I don’t know why Fuser works, but I can’t help but nod my head. Maybe because I strongly support Whitney, who has been singing her dancing mood inimitably in the freestyle mode of Harmonix’s new DJ game for the past 15 minutes. It just makes you want to dance, whatever style of music you are now devoted to.
After their experiences with Guitar Hero and Rock Band, Daniel Sussmann and his colleagues at Harmonix were very worried about whether there was a similar passion for dance music and being a DJ as for a rock star traveling long time. Harmonix was nothing short of the official aerial guitar playing on notched wood. There was no equivalent in the area of dance hall rhythms – or was there?
As I must admit to Fuser after three or four hours, there is. And that’s the dance itself. How one becomes one with music is almost irrelevant. And I admit, even more than in a rock band, whose music I would like fundamentally better on paper than what I’m doing here, after a little practice, there’s hardly any left in my chair what’s going on. at Fuser.
In short, Fuser has four turntables in front of you, each symbolizing a soundtrack. At the top of the image, you scroll through three song crates, a total of thirty tracks, each of which has been broken down into four soundtracks and comes from all possible genres. Rock was less represented, with the exception of The Clash and Smash Mouth, but Sussmann promised me that there would be things coming from louder directions at launch.
So you move the cursor over a song and press the corresponding key to ‘drop’ drums, guitars, keys or vocals in a rhythm-appropriate way and watch people go crazy. Here and there the requests come from the public to mix in certain genres or tracks, you vary the tempo and the pitch without the songs coming to the dumb Mickey Mouse or Satanist versions – respect the sound engineers – and you yourself. ask how it all works.
And almost nothing more can be said about it except that it really surprised me how much you can appreciate the individual elements of a song.

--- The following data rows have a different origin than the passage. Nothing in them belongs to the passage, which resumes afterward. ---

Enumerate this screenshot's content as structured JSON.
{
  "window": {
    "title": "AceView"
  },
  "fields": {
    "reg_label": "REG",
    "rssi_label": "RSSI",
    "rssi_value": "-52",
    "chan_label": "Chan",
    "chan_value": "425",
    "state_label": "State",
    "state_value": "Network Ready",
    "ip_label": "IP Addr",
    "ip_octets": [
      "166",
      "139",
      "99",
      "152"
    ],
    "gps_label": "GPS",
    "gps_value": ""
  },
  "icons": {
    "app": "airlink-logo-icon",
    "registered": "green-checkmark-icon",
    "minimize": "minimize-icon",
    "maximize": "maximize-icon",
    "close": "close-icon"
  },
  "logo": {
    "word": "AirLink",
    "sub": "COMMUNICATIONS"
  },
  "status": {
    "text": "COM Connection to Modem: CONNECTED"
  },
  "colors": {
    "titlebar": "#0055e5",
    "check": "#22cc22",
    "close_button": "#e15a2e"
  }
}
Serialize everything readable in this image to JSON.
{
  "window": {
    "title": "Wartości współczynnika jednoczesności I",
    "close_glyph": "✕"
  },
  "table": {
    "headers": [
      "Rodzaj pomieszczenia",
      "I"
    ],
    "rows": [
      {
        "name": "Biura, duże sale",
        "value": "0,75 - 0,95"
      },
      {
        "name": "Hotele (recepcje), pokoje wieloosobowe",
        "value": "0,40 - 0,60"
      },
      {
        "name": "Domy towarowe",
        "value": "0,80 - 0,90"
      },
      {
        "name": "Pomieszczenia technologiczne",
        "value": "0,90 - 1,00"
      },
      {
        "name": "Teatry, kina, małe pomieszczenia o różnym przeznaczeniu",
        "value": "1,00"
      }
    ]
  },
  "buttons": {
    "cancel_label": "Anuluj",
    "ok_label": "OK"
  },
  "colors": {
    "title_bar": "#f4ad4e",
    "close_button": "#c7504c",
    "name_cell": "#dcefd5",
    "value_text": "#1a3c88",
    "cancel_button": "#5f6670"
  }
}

I usually felt Warren Gs Regulate’s killer bassline, but never really realized it. I did a phenomenal weird mix of Don’t Fear the Reaper on Billie Eilish’s Bad Guy bass and Imagine Dragons clips that I never thought possible. I cranked up the beat, queued Panic’s guitars to Disco and Macklemore samples, and came to the beat of Nellys Hot in Herre for an almost ridiculous and happy version of I Want To Dance With Someone – and the people in the audience have gone mad.
I’m not sure yet how much this experience will attract the highscore community that has grown over the years, which has come together around a rock band and guitar hero. But it is an experience! While timing is extremely important to audience affection, which is also your ‘bar of life’ here, I felt less trapped in the sight of a pimple-filled highway tunnel and closer to the music than never in a music game before.
To keep it with Whitney: “I want to dance with someone who loves me!” And how they dance! And how they love me!
Source : Twitter Feeds